  • Steel, Jennifer L., University of Pittsburgh, Pittsburgh, Pennsylvania, United States
  • Yabes, Jonathan, University of Pittsburgh, Pittsburgh, Pennsylvania, United States
  • Roumelioti, Maria-Eleni, University of New Mexico School of Medicine, Albuquerque, New Mexico, United States
  • Erickson, Sarah Jane, University of New Mexico School of Medicine, Albuquerque, New Mexico, United States
  • Devaraj, Susan M., University of Pittsburgh, Pittsburgh, Pennsylvania, United States
  • Vowles, Kevin, Queens University of Belfast, Belfast, United Kingdom
  • Vodovotz, Yoram, University of Pittsburgh, Pittsburgh, Pennsylvania, United States
  • Beach, Scott, University of Pittsburgh, Pittsburgh, Pennsylvania, United States
  • Weisbord, Steven D., University of Pittsburgh, Pittsburgh, Pennsylvania, United States
  • Rollman, Bruce L., University of Pittsburgh, Pittsburgh, Pennsylvania, United States
  • Unruh, Mark L., University of New Mexico School of Medicine, Albuquerque, New Mexico, United States
Background

Patients receiving hemodialysis experience a high symptom burden including pain, fatigue, and depression, and effective treatment options are limited. Our goal was to compare the efficacy of a stepped collaborative care intervention with an attention control group on these patient-centered outcomes.

Methods

In this multi-site, parallel-group, randomized controlled trial, patients undergoing hemodialysis at sites in New Mexico or Pennsylvania, with at least one of the 3 symptoms (fatigue, pain, or depression) and at least in contemplation phase of behavior change were enrolled. The intervention arm comprised of a stepped approach of cognitive behavioral therapy (CBT) and/or pharmacotherapy, in collaboration with the dialysis and primary care teams. Twelve sessions of CBT were delivered weekly using telemedicine in dialysis units or at home. The control arm received 6 sessions of health education using telemedicine. The co-primary outcomes were change in fatigue [Functional Assessment of Chronic Illness Therapy Fatigue], pain [Brief Pain Inventory] or depression [Beck Depression Inventory-II] scores measured post-intervention. Mixed models with linear contrast at post-intervention were employed adjusting for pre-specified covariates (age, sex, site, and comorbidity score) and used Benjamini-Hochberg-adjusted p-values.

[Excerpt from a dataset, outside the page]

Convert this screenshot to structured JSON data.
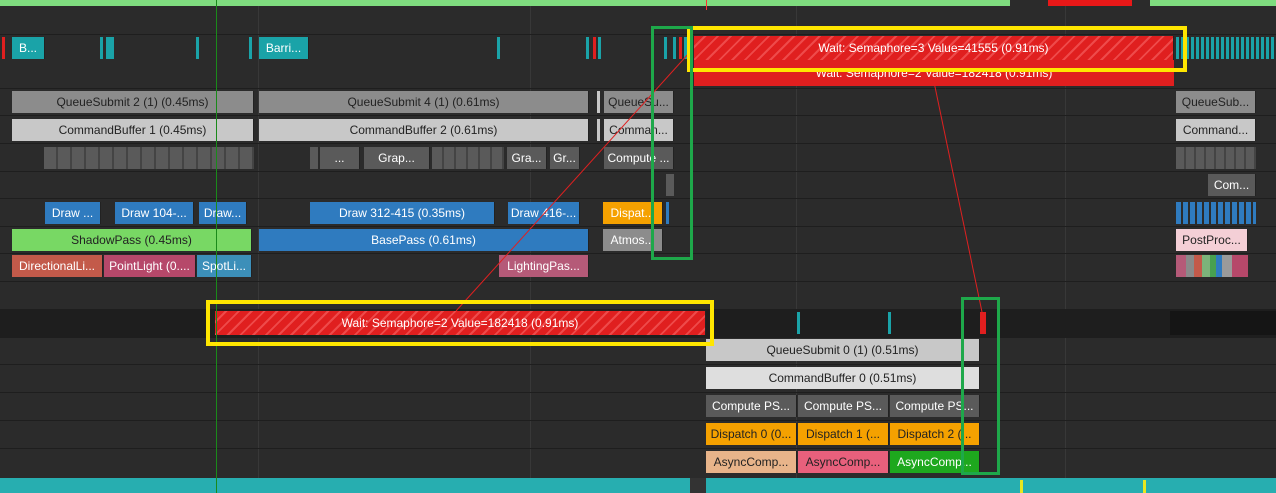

Results

Among the 160 (Intervention n=83; Control n=77) randomized patients (mean age 58±14 yrs, 45% female, 28% Blacks, 13% American Indian, 18% Hispanics), the baseline symptom prevalence was 95% for fatigue, 46% for pain and 43% for depression. All intervention patients chose to receive CBT and <5% chose additional pharmacotherapy. Compared to controls, patients in the intervention arm experienced greater reduction in fatigue (mean difference [md] 2.81 [95% CI, 0.86 to 4.75]; p=0.014), pain (md -0.96 [CI, -1.70 to -0.23]; p=0.032), and depression (md -1.73 [CI, -3.18 to -0.28]; p=0.06) post-intervention, with similar adverse events in both arms.

Conclusion

Among patients on hemodialysis, a 12-week psychotherapy-based stepped collaborative care intervention resulted in clinically significant improvement in fatigue and pain.

Funding

  • NIDDK Support